About this exercise: Each line in the listing is to be restated exactly.

Data:
*** Begin section ***
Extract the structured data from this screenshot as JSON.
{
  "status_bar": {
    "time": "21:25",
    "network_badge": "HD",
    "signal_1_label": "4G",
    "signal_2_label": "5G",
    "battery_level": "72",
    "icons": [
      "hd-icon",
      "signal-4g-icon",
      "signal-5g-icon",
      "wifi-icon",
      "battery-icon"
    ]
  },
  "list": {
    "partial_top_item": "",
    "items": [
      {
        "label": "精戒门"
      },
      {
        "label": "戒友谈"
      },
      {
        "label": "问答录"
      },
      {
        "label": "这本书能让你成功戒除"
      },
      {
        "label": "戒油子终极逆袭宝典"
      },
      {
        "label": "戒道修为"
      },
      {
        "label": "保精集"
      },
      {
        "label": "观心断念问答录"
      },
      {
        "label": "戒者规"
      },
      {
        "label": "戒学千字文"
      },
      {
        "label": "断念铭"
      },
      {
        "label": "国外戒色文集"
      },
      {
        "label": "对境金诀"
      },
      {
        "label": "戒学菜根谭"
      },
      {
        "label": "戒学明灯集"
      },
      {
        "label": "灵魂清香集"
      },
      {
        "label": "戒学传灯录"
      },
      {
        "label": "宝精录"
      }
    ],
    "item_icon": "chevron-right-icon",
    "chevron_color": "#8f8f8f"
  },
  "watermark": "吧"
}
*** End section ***
Finished exercise:
Extract the structured data from this screenshot as JSON.
{
  "status_bar": {
    "time": "21:25",
    "network_badge": "HD",
    "signal_1_label": "4G",
    "signal_2_label": "5G",
    "battery_level": "72",
    "icons": [
      "hd-icon",
      "signal-4g-icon",
      "signal-5g-icon",
      "wifi-icon",
      "battery-icon"
    ]
  },
  "list": {
    "partial_top_item": "",
    "items": [
      {
        "label": "精戒门"
      },
      {
        "label": "戒友谈"
      },
      {
        "label": "问答录"
      },
      {
        "label": "这本书能让你成功戒除"
      },
      {
        "label": "戒油子终极逆袭宝典"
      },
      {
        "label": "戒道修为"
      },
      {
        "label": "保精集"
      },
      {
        "label": "观心断念问答录"
      },
      {
        "label": "戒者规"
      },
      {
        "label": "戒学千字文"
      },
      {
        "label": "断念铭"
      },
      {
        "label": "国外戒色文集"
      },
      {
        "label": "对境金诀"
      },
      {
        "label": "戒学菜根谭"
      },
      {
        "label": "戒学明灯集"
      },
      {
        "label": "灵魂清香集"
      },
      {
        "label": "戒学传灯录"
      },
      {
        "label": "宝精录"
      }
    ],
    "item_icon": "chevron-right-icon",
    "chevron_color": "#8f8f8f"
  },
  "watermark": "吧"
}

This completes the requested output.